If the Mormon Church gives the impression it is a pious, hyper-sanctified organization, read what BYU athletes, in the Deadspin report have to say:
Leave aside the impossibility of requiring over 30,000 hormonal young adults to abstain from sex or alcohol in college. The dreary truth about the honor code is that athletes of color -- particularly black athletes -- are rarely afforded the same treatment as their white peers. This double standard exists because of the honor code, not in spite of it. Several black BYU athletes, including one who is still in school, say that little mention was made of the honor code during their recruitment.

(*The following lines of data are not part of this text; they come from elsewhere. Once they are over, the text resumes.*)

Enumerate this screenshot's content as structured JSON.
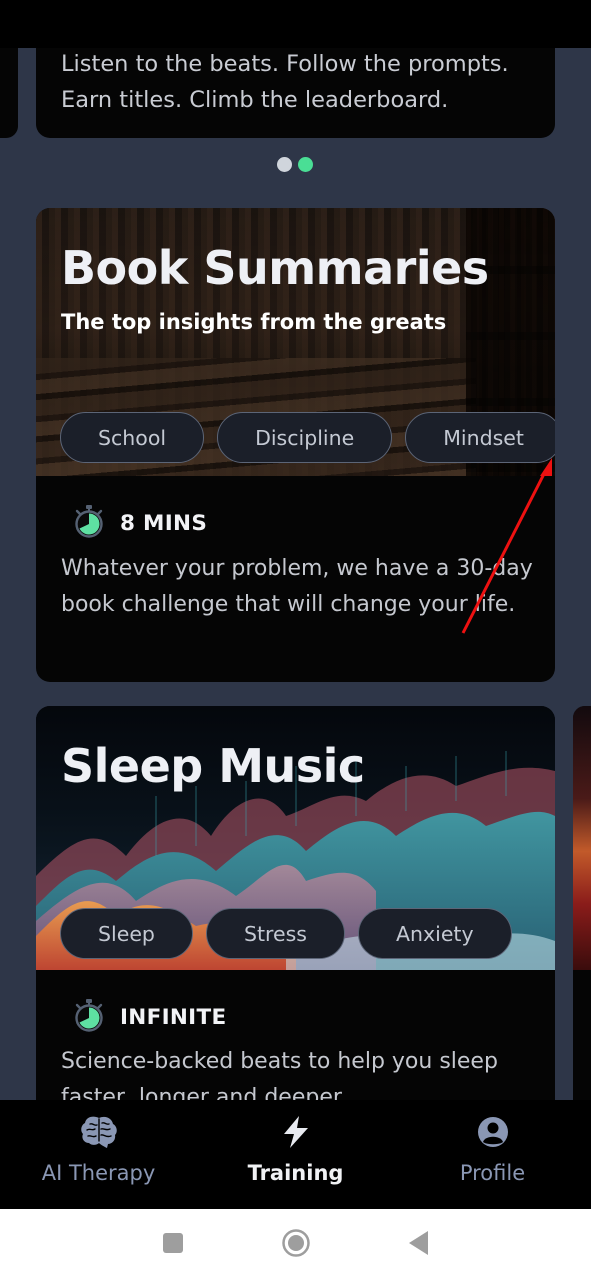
{
  "carousel": {
    "text": "Listen to the beats. Follow the prompts. Earn titles. Climb the leaderboard.",
    "pages": 2,
    "active_index": 1,
    "dot_colors": {
      "inactive": "#d0d5dc",
      "active": "#4ade95"
    }
  },
  "cards": [
    {
      "title": "Book Summaries",
      "subtitle": "The top insights from the greats",
      "tags": [
        "School",
        "Discipline",
        "Mindset"
      ],
      "duration": "8 MINS",
      "duration_icon": "stopwatch-icon",
      "description": "Whatever your problem, we have a 30-day book challenge that will change your life."
    },
    {
      "title": "Sleep Music",
      "subtitle": "",
      "tags": [
        "Sleep",
        "Stress",
        "Anxiety"
      ],
      "duration": "INFINITE",
      "duration_icon": "stopwatch-icon",
      "description": "Science-backed beats to help you sleep faster, longer and deeper."
    }
  ],
  "bottom_nav": {
    "items": [
      {
        "label": "AI Therapy",
        "icon": "brain-icon",
        "active": false
      },
      {
        "label": "Training",
        "icon": "lightning-icon",
        "active": true
      },
      {
        "label": "Profile",
        "icon": "profile-icon",
        "active": false
      }
    ]
  },
  "system_nav": {
    "buttons": [
      "recents",
      "home",
      "back"
    ]
  },
  "colors": {
    "background": "#2e3648",
    "card": "#050505",
    "accent": "#4ade95",
    "nav_inactive": "#8a97b4"
  }
}
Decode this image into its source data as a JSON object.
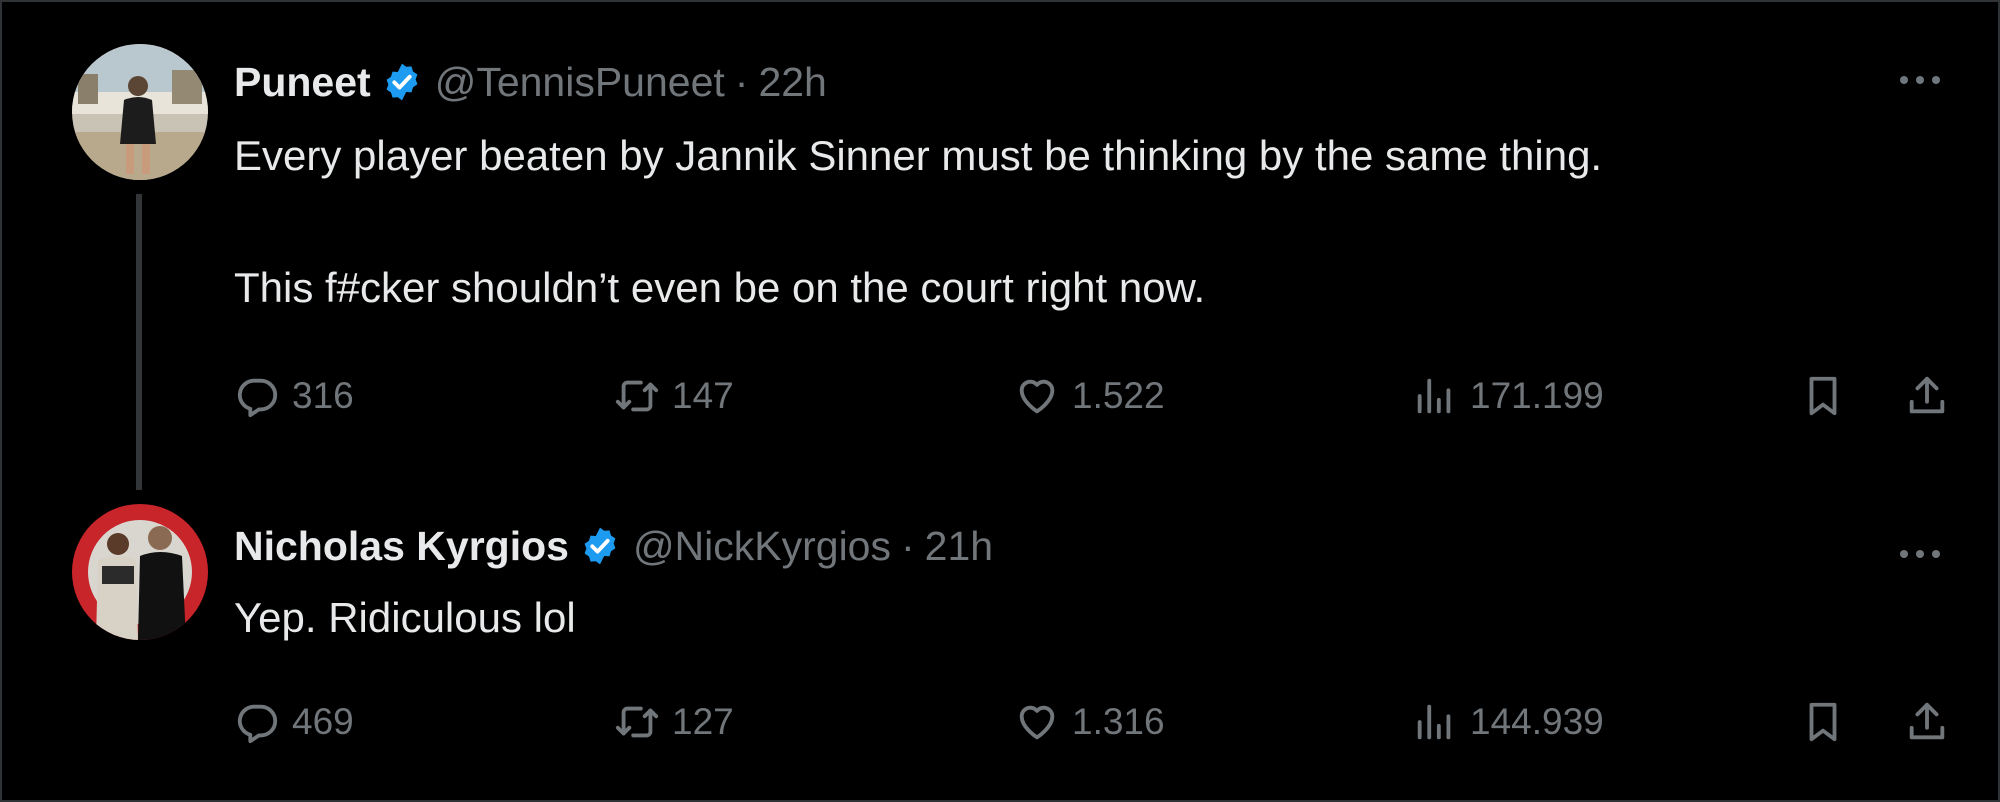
{
  "colors": {
    "background": "#000000",
    "text_primary": "#e7e9ea",
    "text_secondary": "#71767b",
    "verified_badge": "#1d9bf0",
    "border": "#2f3336"
  },
  "tweets": [
    {
      "author_name": "Puneet",
      "handle": "@TennisPuneet",
      "separator": "·",
      "time": "22h",
      "verified": true,
      "text_lines": [
        "Every player beaten by Jannik Sinner must be thinking by the same thing.",
        "This f#cker shouldn’t even be on the court right now."
      ],
      "replies": "316",
      "retweets": "147",
      "likes": "1.522",
      "views": "171.199"
    },
    {
      "author_name": "Nicholas Kyrgios",
      "handle": "@NickKyrgios",
      "separator": "·",
      "time": "21h",
      "verified": true,
      "text_lines": [
        "Yep. Ridiculous lol"
      ],
      "replies": "469",
      "retweets": "127",
      "likes": "1.316",
      "views": "144.939"
    }
  ],
  "icons": {
    "verified": "verified-badge-icon",
    "more": "more-options-icon",
    "reply": "reply-icon",
    "retweet": "retweet-icon",
    "like": "like-heart-icon",
    "views": "views-chart-icon",
    "bookmark": "bookmark-icon",
    "share": "share-icon"
  }
}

BYU was like any other college, they were led to believe.
One former athlete recalls going to a party at a football players' house during a recruiting visit -- an "orgy," in his words -- and coming away thinking that "everything was kept on the hush." Only later, after the athletes had arrived on campus, did they realize the implications of the compact they had signed: that they had entered an environment where official morality is unevenly applied, where snitches and spies abound, and where, above all, an interplay of race and religion affects every decision and allows the school, at least publicly, to take a righteous stand that only advances the missionary aims of the church that owns it. In short, BYU creates the conditions for certain athletes to fail and, when they do, expresses only dismay.
In 1998, Brigham Young University named its Public Institute of Management school in honor of Governor George W. Romney, Mitt's father. The school was officially renamed, "The Romney Institute of Public Management." Mitt Romney donated $1 million to the school and other Romney family members donated a total of $500,000, according to Desert News.com.

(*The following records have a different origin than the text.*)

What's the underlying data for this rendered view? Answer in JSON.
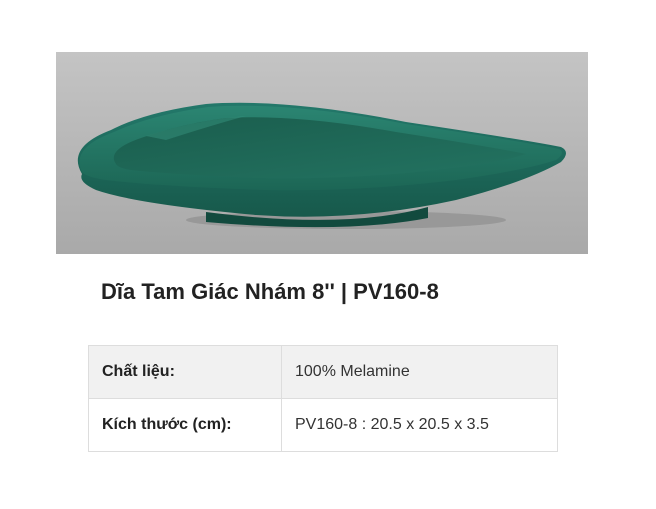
{
  "product": {
    "title": "Dĩa Tam Giác Nhám 8'' | PV160-8",
    "colors": {
      "dish": "#1f6b5a",
      "background": "#b9b9b9"
    },
    "specs": [
      {
        "label": "Chất liệu:",
        "value": "100% Melamine"
      },
      {
        "label": "Kích thước (cm):",
        "value": "PV160-8 : 20.5 x 20.5 x 3.5"
      }
    ]
  }
}
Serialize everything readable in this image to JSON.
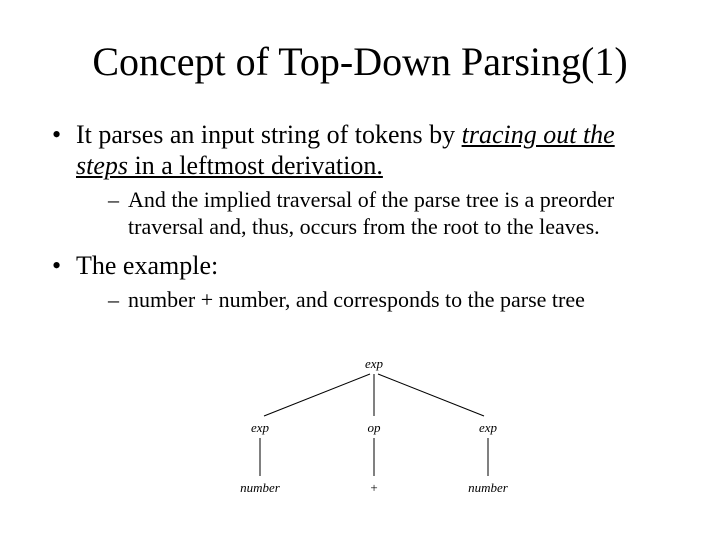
{
  "title": "Concept of Top-Down Parsing(1)",
  "bullets": {
    "b1_pre": "It parses an input string of tokens by ",
    "b1_em": "tracing out the steps",
    "b1_post": " in a leftmost derivation.",
    "b1_sub": "And the implied traversal of the parse tree is a preorder traversal and, thus, occurs from the root to the leaves.",
    "b2": "The example:",
    "b2_sub": "number + number,   and corresponds to the parse tree"
  },
  "tree": {
    "root": "exp",
    "c1": "exp",
    "c2": "op",
    "c3": "exp",
    "l1": "number",
    "l2": "+",
    "l3": "number"
  }
}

Mormons and Their "Purification" of Jews
If the subject of race, in relation to blacks and whites, is too hot and uncomfortable for major news media (It is not an issue for Fox, Limbaugh, et al), then the press could back door the race angle, and go with religion, by first asking Governor Romney about the insane ritual of the Mormon Church baptizing dead Jews. Yes, that is true. Read about it here.
Mitt Romney is a man seeking the office of the U.S. Presidency. His religious affiliation with the controversial Mormon Church matters, and a thorough press examination is required. The same level of pounding the press reserved for candidate Barack Obama in 2008.

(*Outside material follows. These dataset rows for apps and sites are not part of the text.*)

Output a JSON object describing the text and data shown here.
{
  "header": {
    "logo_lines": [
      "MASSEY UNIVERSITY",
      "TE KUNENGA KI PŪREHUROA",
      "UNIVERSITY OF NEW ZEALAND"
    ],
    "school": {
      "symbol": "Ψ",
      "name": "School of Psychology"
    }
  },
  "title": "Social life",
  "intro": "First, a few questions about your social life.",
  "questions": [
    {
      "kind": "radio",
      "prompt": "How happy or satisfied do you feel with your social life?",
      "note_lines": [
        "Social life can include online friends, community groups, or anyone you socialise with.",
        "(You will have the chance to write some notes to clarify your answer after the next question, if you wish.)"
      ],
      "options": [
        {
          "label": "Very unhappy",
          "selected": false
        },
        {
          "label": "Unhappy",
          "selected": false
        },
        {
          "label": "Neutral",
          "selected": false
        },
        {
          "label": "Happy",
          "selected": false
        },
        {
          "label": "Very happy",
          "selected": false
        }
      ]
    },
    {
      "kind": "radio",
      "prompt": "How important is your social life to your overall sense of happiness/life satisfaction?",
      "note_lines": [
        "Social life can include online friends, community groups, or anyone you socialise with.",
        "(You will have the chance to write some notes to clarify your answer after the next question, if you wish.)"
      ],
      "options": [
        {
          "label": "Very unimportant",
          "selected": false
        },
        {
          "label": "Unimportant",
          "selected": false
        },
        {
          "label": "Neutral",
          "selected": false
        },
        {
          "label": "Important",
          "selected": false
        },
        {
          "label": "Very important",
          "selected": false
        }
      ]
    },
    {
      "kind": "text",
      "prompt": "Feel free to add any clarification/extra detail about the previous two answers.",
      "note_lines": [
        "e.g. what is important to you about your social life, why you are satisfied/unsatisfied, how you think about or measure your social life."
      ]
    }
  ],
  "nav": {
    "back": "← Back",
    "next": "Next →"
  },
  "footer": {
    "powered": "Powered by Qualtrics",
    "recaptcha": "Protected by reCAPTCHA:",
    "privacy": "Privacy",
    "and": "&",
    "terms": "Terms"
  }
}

A timid press corps is of no use to an increasingly multicultural, multi-religious, multi-racial American public. It is time -- long overdue -- for journalists to challenge and drill down on Mitt Romney and his longstanding affiliation with the Mormon Church -- before Nov. 6, 2012. It is not too late.
For the life of me, I do not know why Governor Mitt Romney has been given a pass on this. I imagine conservatives who complain about "liberal media" quietly wonder the same.
Sharon Toomer is the Publisher of BlackandBrownNews.com.